Take, for example, the changers and carriers on the No. 48 Chevrolet. Like their teammates, front-tire carrier RJ Barnette and changer Dave Collins spend about an hour completing drills during pit stop practice that help them become accustomed to one another. Their rear-tire counterparts, carrier Matt Tyrrell and changer Calvin Teague, also use practice to develop a familiarity so that trust is automatic – a critical component for race-day success.

Physical fitness is a critical aspect woven in through strength and conditioning throughout the season. Changers perform drills that help their arms become used to the repetitious movement of changing five lugnuts. They also complete exercises that develop areas of their body that can be hit hard during stops. Chad Avrit and Cory Demarco, changers for the No. 24 Drive to End Hunger team, focus on stability exercises that strengthen the muscles around their knees which support their weight while they’re changing each tire.
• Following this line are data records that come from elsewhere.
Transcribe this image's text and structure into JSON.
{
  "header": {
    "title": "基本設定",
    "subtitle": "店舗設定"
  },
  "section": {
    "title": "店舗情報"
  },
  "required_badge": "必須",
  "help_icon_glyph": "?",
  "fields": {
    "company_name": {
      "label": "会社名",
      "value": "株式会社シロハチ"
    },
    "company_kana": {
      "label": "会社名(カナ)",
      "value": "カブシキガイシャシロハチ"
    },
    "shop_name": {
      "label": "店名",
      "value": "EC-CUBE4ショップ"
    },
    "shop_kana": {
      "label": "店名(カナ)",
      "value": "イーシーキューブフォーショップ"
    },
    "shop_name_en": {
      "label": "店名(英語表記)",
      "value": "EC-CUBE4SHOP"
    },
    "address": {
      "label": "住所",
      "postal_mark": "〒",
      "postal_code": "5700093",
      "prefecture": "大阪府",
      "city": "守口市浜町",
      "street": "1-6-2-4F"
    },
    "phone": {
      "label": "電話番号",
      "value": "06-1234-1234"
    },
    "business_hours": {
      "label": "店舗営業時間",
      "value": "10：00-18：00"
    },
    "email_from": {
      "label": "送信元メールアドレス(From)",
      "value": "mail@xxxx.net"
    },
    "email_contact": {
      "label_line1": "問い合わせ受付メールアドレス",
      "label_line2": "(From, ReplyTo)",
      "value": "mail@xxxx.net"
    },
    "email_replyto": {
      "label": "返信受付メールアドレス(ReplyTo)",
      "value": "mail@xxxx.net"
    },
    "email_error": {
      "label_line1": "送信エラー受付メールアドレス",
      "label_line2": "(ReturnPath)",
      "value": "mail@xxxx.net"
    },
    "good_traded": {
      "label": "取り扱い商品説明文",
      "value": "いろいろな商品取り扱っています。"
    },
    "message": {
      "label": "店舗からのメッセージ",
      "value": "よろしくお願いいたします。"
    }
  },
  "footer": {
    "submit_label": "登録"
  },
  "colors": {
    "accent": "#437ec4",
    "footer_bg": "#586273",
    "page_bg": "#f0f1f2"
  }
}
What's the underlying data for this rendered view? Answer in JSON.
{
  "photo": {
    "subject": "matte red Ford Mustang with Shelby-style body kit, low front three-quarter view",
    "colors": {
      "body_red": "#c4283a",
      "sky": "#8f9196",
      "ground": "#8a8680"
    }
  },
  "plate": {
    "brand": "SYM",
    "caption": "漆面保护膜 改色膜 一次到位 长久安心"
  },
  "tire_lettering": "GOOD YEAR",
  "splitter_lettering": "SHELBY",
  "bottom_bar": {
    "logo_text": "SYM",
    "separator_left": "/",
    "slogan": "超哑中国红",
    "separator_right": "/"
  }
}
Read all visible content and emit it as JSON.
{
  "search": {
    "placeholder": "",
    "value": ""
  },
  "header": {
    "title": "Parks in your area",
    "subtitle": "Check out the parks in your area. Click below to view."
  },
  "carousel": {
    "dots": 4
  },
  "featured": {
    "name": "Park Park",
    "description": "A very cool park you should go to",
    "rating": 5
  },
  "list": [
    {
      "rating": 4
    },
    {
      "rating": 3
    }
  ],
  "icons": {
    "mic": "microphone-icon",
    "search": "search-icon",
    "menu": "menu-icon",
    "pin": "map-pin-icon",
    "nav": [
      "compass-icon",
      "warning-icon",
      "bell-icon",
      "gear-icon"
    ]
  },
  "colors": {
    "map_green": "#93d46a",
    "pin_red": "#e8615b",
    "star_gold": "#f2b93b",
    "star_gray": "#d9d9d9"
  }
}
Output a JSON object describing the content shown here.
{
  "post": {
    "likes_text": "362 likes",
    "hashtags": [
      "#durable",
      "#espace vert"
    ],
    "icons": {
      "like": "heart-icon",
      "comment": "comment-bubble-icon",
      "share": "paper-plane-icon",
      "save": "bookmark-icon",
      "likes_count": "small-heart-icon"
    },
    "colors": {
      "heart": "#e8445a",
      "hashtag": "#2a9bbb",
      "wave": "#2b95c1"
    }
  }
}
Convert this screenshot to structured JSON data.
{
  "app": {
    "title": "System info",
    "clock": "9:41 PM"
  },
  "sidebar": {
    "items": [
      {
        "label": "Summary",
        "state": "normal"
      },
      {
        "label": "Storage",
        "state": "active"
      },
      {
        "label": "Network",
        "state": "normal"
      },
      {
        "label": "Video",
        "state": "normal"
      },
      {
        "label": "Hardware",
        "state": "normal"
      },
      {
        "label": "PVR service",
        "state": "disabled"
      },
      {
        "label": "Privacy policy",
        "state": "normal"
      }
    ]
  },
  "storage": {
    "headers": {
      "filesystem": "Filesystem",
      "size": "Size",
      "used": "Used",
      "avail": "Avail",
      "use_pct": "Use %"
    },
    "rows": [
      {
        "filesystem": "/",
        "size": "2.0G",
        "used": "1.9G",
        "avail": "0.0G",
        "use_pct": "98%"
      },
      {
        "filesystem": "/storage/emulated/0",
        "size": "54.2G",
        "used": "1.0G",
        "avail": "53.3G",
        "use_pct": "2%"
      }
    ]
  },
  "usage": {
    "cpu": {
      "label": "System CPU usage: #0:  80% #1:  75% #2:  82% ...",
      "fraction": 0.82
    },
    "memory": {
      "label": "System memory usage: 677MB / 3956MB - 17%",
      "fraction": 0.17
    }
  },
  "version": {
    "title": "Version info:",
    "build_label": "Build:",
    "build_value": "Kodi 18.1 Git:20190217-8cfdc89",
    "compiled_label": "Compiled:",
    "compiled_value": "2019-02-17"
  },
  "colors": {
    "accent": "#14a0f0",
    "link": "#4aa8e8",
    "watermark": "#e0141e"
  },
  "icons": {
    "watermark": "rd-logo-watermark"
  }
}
The tire carriers have a different approach to training. Gene Cornwell and Dion Williams, carriers for the No. 24 team, know their position requires a strong core and lower body. They do drills that help develop those areas so swinging a 70 pound tire will be easy work during a stop.

All of this is done so when tire changers and carriers see their Chevrolet rolling down pit road, the duo doesn’t have to think. During a stop, front-tire changer Kelly Kellis circles to the right side of the No. 5 Farmers Insurance Chevrolet and immediately drops to his knees to begin removing five lugnuts and the race-worn tire. He doesn’t have to waste precious seconds looking to see if carrier Michael Oxendine has the fresh tire ready, Kellis pulls the old tire knowing Oxendine is ready to slam the new one in place. The two athletes are in-sync, just like their rear tire counterparts, changer Kip Wolfmeier and carrier Ben Fischbeck.

The teamwork and technical precision required from tire carriers and changers will be on display during this Thursday’s Sprint Pit Crew Challenge. To learn more information about the Challenge or to purchase tickets visit